EXERCISE PROMPT:
Across the entries below, determine how many lines include the word "presidente". State only the resulting number.

[Dataset items]
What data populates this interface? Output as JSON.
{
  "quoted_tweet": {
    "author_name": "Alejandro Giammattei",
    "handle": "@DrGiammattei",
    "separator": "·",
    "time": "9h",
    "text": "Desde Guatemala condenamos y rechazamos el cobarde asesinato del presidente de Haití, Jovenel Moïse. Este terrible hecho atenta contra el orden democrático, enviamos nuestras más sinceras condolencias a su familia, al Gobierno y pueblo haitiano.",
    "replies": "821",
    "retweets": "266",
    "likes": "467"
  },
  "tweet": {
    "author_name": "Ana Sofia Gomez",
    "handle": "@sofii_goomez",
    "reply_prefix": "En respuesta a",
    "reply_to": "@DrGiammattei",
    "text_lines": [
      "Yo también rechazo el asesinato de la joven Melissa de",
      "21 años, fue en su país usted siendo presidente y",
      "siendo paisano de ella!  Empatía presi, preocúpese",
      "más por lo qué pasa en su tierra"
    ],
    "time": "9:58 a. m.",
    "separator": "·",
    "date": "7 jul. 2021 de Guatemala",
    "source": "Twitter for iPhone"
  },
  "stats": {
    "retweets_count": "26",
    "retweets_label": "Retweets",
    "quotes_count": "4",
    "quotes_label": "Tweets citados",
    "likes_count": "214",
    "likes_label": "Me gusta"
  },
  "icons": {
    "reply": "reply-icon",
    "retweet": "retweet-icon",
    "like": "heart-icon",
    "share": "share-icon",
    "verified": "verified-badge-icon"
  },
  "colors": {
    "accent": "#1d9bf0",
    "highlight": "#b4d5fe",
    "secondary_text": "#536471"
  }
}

SOLUTION TO THE PROBLEM:
2